— ABOUT THIS TASK —
The only thing to send back is the number of lines below that hold the string "Segmentación".

— LISTED RECORDS —
________________________________________

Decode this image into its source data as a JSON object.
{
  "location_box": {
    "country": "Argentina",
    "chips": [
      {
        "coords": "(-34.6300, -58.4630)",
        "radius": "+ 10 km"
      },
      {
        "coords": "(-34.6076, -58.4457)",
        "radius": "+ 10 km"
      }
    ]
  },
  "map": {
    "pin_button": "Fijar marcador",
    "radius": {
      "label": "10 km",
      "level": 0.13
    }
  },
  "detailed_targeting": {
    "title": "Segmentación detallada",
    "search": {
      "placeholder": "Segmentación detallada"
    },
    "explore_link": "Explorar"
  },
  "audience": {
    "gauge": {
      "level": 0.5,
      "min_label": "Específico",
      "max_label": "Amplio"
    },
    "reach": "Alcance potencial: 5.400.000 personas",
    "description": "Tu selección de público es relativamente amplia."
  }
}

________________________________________

— SOLUTION BELOW —
2